OBJECTIVE To evaluate the implementation of a decision support system with reactive computer reminders to improve drug prescribing behaviour. METHODS A clustered RCT with an incomplete block design was carried out in the south of the Netherlands: 25 GPs received reminders on antibiotics and asthma/COPD prescriptions, 28 GPs received reminders on(More)
OBJECTIVE The aim of this study was to describe GPs' test ordering behaviour, and to establish professional and context-related determinants of GPs' inclination to order tests. METHODS A cross-sectional analysis was carried out of 229 GPs in 40 local GP groups from five regions in The Netherlands of the combined number of 19 laboratory and eight imaging(More)
OBJECTIVE To evaluate the feasibility and acceptability of a computer reminder system (CRS) to improve prescribing behaviour in general practice and to explore the strengths and weaknesses of a reminder system. One group of GPs received reminders on cholesterol lowering drugs, the other group on antibiotics, asthma and COPD drugs. METHODS Process(More)

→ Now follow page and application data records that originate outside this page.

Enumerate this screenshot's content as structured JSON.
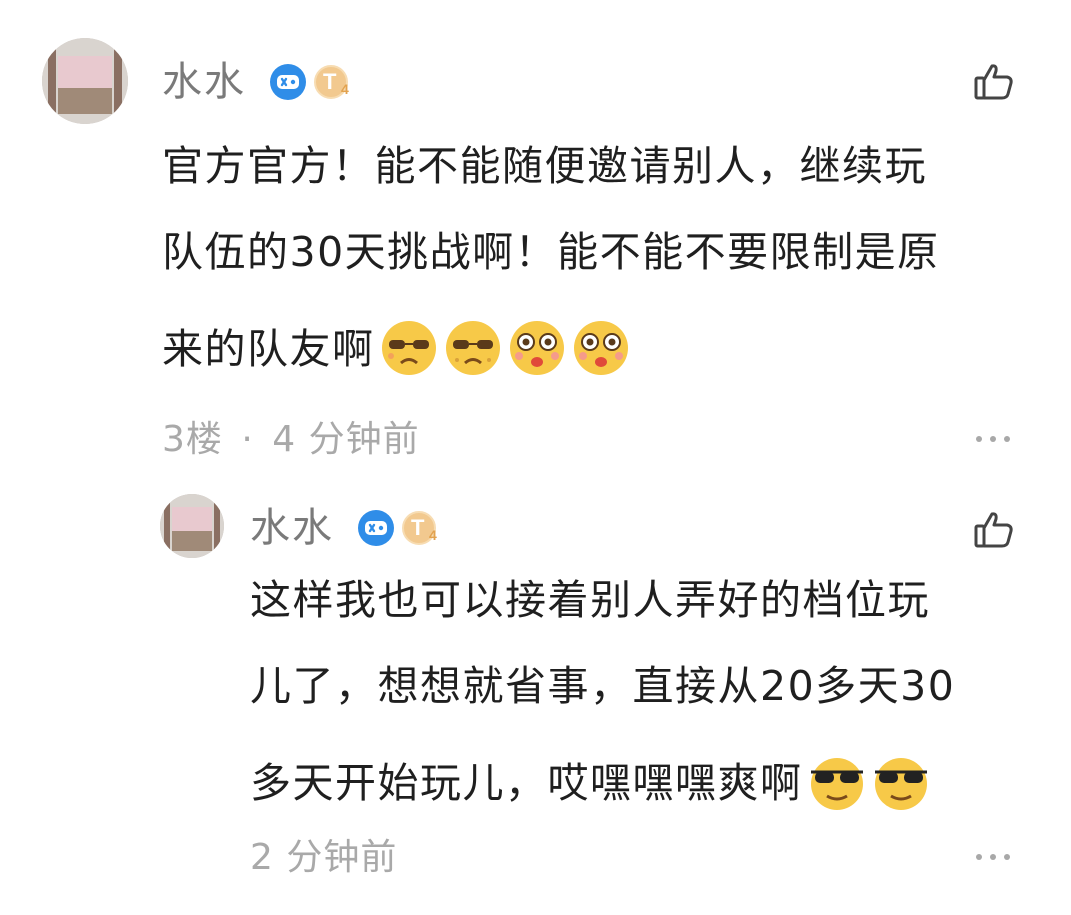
{
  "comments": [
    {
      "username": "水水",
      "level": "4",
      "lines": [
        "官方官方！能不能随便邀请别人，继续玩",
        "队伍的30天挑战啊！能不能不要限制是原",
        "来的队友啊"
      ],
      "emojis": [
        "sweat-sad-emoji",
        "sweat-sad-emoji",
        "crying-emoji",
        "crying-emoji"
      ],
      "floor": "3楼",
      "separator": "·",
      "time": "4 分钟前"
    },
    {
      "username": "水水",
      "level": "4",
      "lines": [
        "这样我也可以接着别人弄好的档位玩",
        "儿了，想想就省事，直接从20多天30",
        "多天开始玩儿，哎嘿嘿嘿爽啊"
      ],
      "emojis": [
        "sunglasses-emoji",
        "sunglasses-emoji"
      ],
      "time": "2 分钟前"
    }
  ],
  "colors": {
    "username": "#7a7a7a",
    "text": "#1f1f1f",
    "meta": "#a9a9a9",
    "game_badge": "#2f8de8",
    "level_badge": "#f2c98f"
  }
}
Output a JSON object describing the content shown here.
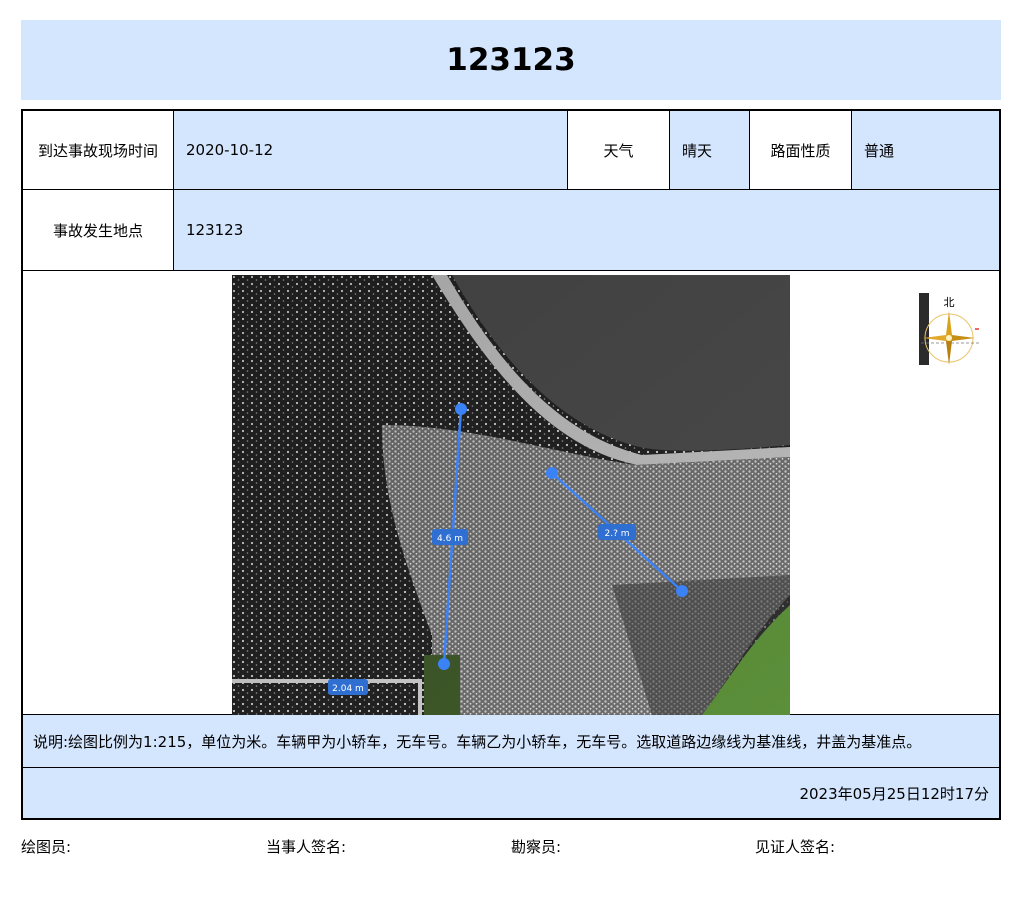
{
  "title": "123123",
  "info": {
    "arrival_time_label": "到达事故现场时间",
    "arrival_time_value": "2020-10-12",
    "weather_label": "天气",
    "weather_value": "晴天",
    "road_surface_label": "路面性质",
    "road_surface_value": "普通",
    "location_label": "事故发生地点",
    "location_value": "123123"
  },
  "diagram": {
    "measurements": [
      "4.6 m",
      "2.? m",
      "2.04 m"
    ],
    "compass_label": "北"
  },
  "note": "说明:绘图比例为1:215，单位为米。车辆甲为小轿车，无车号。车辆乙为小轿车，无车号。选取道路边缘线为基准线，井盖为基准点。",
  "timestamp": "2023年05月25日12时17分",
  "signatures": {
    "drafter": "绘图员:",
    "party": "当事人签名:",
    "surveyor": "勘察员:",
    "witness": "见证人签名:"
  },
  "colors": {
    "header_bg": "#d4e6fe",
    "measure_line": "#3b82f6"
  }
}
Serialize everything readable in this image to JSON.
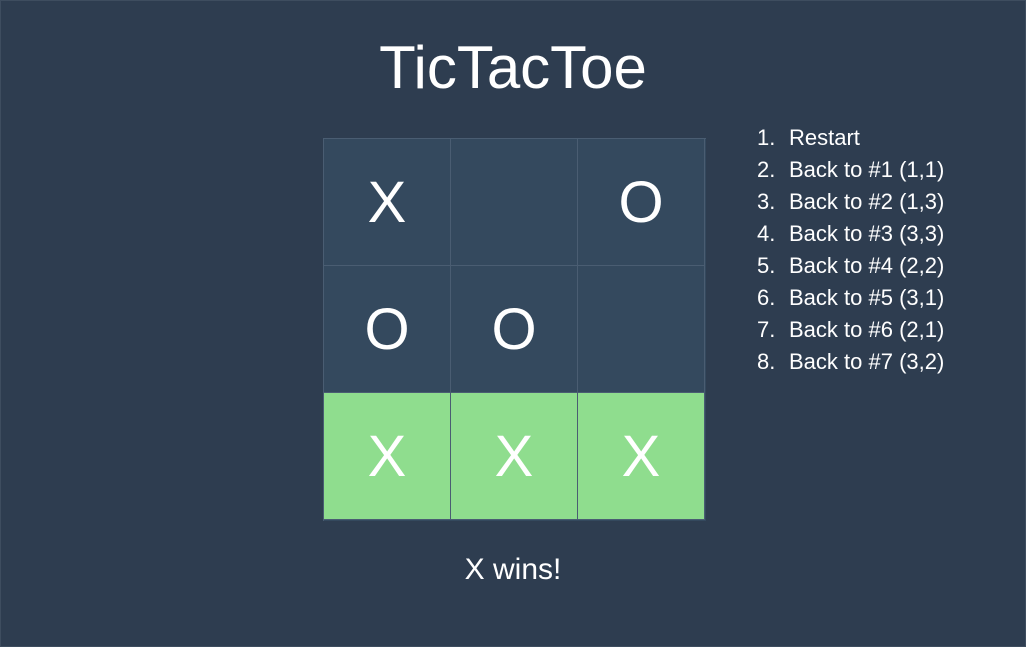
{
  "title": "TicTacToe",
  "colors": {
    "background": "#2e3d50",
    "cell": "#34495e",
    "winning_cell": "#8fdd8e",
    "text": "#ffffff"
  },
  "board": {
    "rows": [
      [
        {
          "value": "X",
          "win": false
        },
        {
          "value": "",
          "win": false
        },
        {
          "value": "O",
          "win": false
        }
      ],
      [
        {
          "value": "O",
          "win": false
        },
        {
          "value": "O",
          "win": false
        },
        {
          "value": "",
          "win": false
        }
      ],
      [
        {
          "value": "X",
          "win": true
        },
        {
          "value": "X",
          "win": true
        },
        {
          "value": "X",
          "win": true
        }
      ]
    ]
  },
  "moves": [
    {
      "num": "1.",
      "label": "Restart"
    },
    {
      "num": "2.",
      "label": "Back to #1 (1,1)"
    },
    {
      "num": "3.",
      "label": "Back to #2 (1,3)"
    },
    {
      "num": "4.",
      "label": "Back to #3 (3,3)"
    },
    {
      "num": "5.",
      "label": "Back to #4 (2,2)"
    },
    {
      "num": "6.",
      "label": "Back to #5 (3,1)"
    },
    {
      "num": "7.",
      "label": "Back to #6 (2,1)"
    },
    {
      "num": "8.",
      "label": "Back to #7 (3,2)"
    }
  ],
  "status": "X wins!"
}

BACKGROUND Urinary incontinence (UI) primary care management is substandard, offering care rather than cure despite the existence of guidelines that help to improve cure. Involving nurse specialists on incontinence in general practice could be a way to improve care for UI patients. AIMS We studied whether involving nurse specialists on UI in general(More)
OBJECTIVE To assess the quality of telephone triage by following the consecutive phases of its care process and the quality of the clinical questions asked about the patient's clinical condition, of the triage outcome, of the content of the home management advice, and of the safety net advice given at out of hours centres. DESIGN Cross sectional national(More)
BACKGROUND The use of guidelines in general practice is not optimal. Although evidence-based methods to improve guideline adherence are available, variation in physician adherence to general practice guidelines remains relatively high. The objective for this study is to transfer a quality improvement strategy based on audit, feedback, educational materials,(More)
Feedback can be described as a way to provide information on doctors' performance to enable changes in future behaviour. Feedback is used with the aim of changing test-ordering behaviour. It can lead to reductions in test usage and cost savings. It is not sufficiently clear, however, whether feedback leads to more appropriate test use. Since 1985, the(More)
BACKGROUND It is difficult to keep control over prescribing behaviour in general practices. The purpose of this study was to assess the effects of a dissemination strategy of multidisciplinary guidelines on the volume of drug prescribing. METHODS The study included two designs, a quasi-experimental pre/post study with concurrent control group and a random(More)
BACKGROUND Urinary incontinence affects approximately 5% (800.000) of the Dutch population. Guidelines recommend pelvic floor muscle/bladder training for most patients. Unfortunately, general practitioners use this training only incidentally, but prescribe incontinence pads. Over 50% of patients get such pads, costing 160 million euros each year. Due to(More)